  • Question 8

Describe how to calculate the volume of a cube (2 marks).

CORRECT ANSWER
EDDIE SAYS
This question is all about seeing if you can remember how to calculate the volume of a regular object. There are 2 basic steps that you need to take for this question (you might have guessed this by the 2 marks :O) 1 - find the length, width d breadth of an object. Normally measuring them with a ruler. 2 - multiply them together to get your density.
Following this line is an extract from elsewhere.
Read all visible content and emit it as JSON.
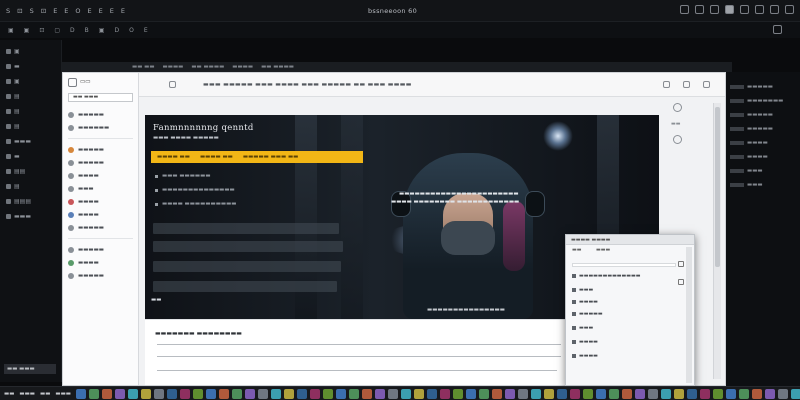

Boom - done!
  • Question 9

Calculate the density of this cube. 

 

 

Mass of the object = 0.1 kg

CORRECT ANSWER
800
EDDIE SAYS
This question has a few parts and it is the hardest type of question you will get in the foundation paper. Let's look at the steps. Step 1 - work out the volume of the object. It is a cube, so you are expected to know that all of the sides are the same length. This might be where you make your first mistake - did you convert from cm to m? Each side should be 0.05 m, not 5 m! It should look like this 0.05 x 0.05 x 0.05 = 0.000125 m3 Step 2 - Put this into the density equation: ρ = ? m = 0.1 V = 0.000125 ρ = 0.1/0.000125 &rho: = 800 kg/m3 DONE! Awesome question, right?
  • Question 10

Put these objects into an order of most dense at the bottom to least dense at the top. 

CORRECT ANSWER

Column A

Column B

Least dense
Oxygen
In the middle
Ethanol (alcolhol)
Most dense
Aluminium
EDDIE SAYS
Did you get it? There was one option from each of the three states of matter! Oxygen (the gas) was the least dense, because it is a gas. Then it was ethanol because it is a liquid. Finally, aluminium because it is solid.
Try it ---- OR ----

Sign up for a £1 trial so you can track and measure your child's progress on this activity.

What is EdPlace?

We're your National Curriculum aligned online education content provider helping each child succeed in English, maths and science from year 1 to GCSE. With an EdPlace account you’ll be able to track and measure progress, helping each child achieve their best. We build confidence and attainment by personalising each child’s learning at a level that suits them.

Get started
laptop

Start your £1 trial today.
Subscribe from £10/month.